%%
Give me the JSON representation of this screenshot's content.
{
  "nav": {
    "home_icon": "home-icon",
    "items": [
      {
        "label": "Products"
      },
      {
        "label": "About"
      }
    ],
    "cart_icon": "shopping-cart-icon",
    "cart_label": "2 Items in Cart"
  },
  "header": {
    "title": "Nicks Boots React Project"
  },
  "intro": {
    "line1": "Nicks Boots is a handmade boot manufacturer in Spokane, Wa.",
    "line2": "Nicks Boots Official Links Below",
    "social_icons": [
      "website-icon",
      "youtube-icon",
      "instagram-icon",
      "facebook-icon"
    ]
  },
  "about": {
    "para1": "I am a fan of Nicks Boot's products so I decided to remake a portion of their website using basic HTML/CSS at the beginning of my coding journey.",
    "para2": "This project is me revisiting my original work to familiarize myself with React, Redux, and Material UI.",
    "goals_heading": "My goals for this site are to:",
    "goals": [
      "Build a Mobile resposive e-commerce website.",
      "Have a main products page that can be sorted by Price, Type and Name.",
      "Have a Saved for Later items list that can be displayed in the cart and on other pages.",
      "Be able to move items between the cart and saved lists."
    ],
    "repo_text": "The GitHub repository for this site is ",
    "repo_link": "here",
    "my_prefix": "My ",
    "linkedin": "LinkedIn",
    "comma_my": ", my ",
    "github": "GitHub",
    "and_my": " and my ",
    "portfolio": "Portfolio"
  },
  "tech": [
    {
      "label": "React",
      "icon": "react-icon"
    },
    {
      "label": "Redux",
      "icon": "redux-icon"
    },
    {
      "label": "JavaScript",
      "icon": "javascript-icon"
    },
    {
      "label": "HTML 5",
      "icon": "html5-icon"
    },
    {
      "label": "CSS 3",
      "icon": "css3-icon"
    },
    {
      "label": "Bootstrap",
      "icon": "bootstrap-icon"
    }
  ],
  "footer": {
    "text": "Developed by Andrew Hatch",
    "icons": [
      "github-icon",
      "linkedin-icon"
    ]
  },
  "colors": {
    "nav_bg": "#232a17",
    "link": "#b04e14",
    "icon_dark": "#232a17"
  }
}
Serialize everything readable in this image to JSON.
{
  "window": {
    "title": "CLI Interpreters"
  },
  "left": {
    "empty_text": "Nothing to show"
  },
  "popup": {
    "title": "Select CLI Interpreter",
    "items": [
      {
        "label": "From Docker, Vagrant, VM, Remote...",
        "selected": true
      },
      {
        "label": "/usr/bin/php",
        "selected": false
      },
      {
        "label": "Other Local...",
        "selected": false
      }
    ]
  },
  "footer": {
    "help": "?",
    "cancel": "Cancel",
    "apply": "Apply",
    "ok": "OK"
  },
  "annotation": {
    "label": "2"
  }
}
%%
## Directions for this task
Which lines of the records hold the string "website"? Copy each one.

## Result
      "website-icon",
    "para1": "I am a fan of Nicks Boot's products so I decided to remake a portion of their website using basic HTML/CSS at the beginning of my coding journey.",
      "Build a Mobile resposive e-commerce website.",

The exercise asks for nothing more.